What Are Photosynthesis and Respiration?

Photosynthesis in plants and a few bacteria is responsible for feeding nearly all life on Earth. It allows energy from the sun to be converted into a storable form, usually glucose, which plants use to grow and thrive. Photosynthesis also generates the oxygen that animals need to survive. But here we animals repay the favor. We exhale the carbon dioxide that plants need for photosynthesis. Here, take a closer look at the oxygen/carbon dioxide cycle and the process of photosynthesis.

Introduction to the Carbon Cycle

Modeling the Long-Term Carbon Cycle

This tutorial introduces the carbon cycle

More precisely, this ratio is 100 to 50; these are the currentbest estimates for the total amount of carbon, in gigatons, used andreleased in photosynthesis and respiration each year on a globalbasis.

Cycle of Photosynthesis and Respiration - VTAide

And yet if we don't make some attempt to describe thisprocess in the form of a global model, our understanding of thedynamics of the global carbon cycle will languish in the earlystages.

Through respiration, plants (andanimals) release water and carbon dioxide.

This lab works great when teaching about the carbon cycle as well

These processes form a carbon cycle in which the proportion of carbon dioxide in the atmosphere remains about the same. The animation should help you to understand how the cycle works. Note that you do not need to know about decomposition and fossilisation.

Carbon Cycle Lab- Photosynthesis and Respiration

The rising human population is adding to atmospheric carbon dioxide in other ways, too. When land is cleared for timber and farms, there are fewer trees to remove carbon dioxide from the atmosphere by photosynthesis. If the fallen trees are burned or left to rot, additional carbon dioxide is released into the atmosphere. This is particularly important when forests are cleared to make way for farms. Not only are there then fewer trees to absorb carbon dioxide, but the burning of the trees releases carbon dioxide.

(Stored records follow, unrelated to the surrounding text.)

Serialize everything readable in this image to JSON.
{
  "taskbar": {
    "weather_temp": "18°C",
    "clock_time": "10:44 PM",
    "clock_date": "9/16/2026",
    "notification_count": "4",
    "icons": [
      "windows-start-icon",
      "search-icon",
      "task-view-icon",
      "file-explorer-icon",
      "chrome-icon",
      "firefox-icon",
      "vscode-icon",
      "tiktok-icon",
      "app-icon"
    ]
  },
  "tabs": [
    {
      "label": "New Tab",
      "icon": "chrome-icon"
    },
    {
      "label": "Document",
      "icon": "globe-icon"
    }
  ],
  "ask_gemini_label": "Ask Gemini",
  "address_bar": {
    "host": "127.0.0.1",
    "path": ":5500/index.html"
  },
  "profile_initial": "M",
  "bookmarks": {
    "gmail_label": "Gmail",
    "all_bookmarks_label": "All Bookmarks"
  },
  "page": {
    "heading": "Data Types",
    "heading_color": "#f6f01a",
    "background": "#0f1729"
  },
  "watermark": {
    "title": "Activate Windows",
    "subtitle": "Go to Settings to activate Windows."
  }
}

The light reactions convert solar energy to light energy, while the Calvin cycle makes glucose and other organic compounds from carbon dioxide.

Photosynthesis & Cellular Respiration - Biology Junction

Carbon is critical to sustain a huge range of Earth’s functions. Not only is it present in all living beings, it is a major component of a number of minerals (e.g. graphite and diamond). This means that it is abundant across the world, in: the atmosphere (air); biosphere (living and dead organism organisms); hydrosphere (oceans, rivers, and lakes); and lithosphere (soil and rocks). These act as storage areas of ‘reservoirs’ of carbon, either in the short-term (a few minutes) or long-term (millions of years). As the Earth is such a dynamic environment, processes such as erosion, evaporation, photosynthesis, respiration, and decomposition constantly move carbon between these reservoirs. Carbon enters, is stored, and leaves the different spheres of the Earth through different methods, and in different quantities:

Modeling the Carbon Cycle

The carbon reduction cycle is known as the Calvin cycle, ..

As a result of population growth and economic development, humans have altered the carbon cycle by increasing the concentration of greenhouse gases in the atmosphere. The principal human activities responsible for this change are the combustion of fossil fuels, which emits carbon dioxide, and removing forests that would otherwise absorb carbon dioxide from the atmosphere. Since the Industrial Revolution, levels of greenhouse gases and average temperatures have increased in tandem. From 1990 to 2013, the total warming effect from greenhouse gases added by humans to the Earth’s atmosphere increased by 34 percent. In fact, the pace of climate change is accelerating. Each of the last 3 decades has been successively warmer at the Earth’s surface than any preceding decade since 1850.

The carbon is said to be

Carbon Cycling Through Photosynthesis and Respiration ..

Green plants remove carbon dioxide from the atmosphere by photosynthesis. Living organisms - including all plants and animals - release energy from their food using respiration. Respiration and combustion - burning - both release carbon dioxide into the atmosphere.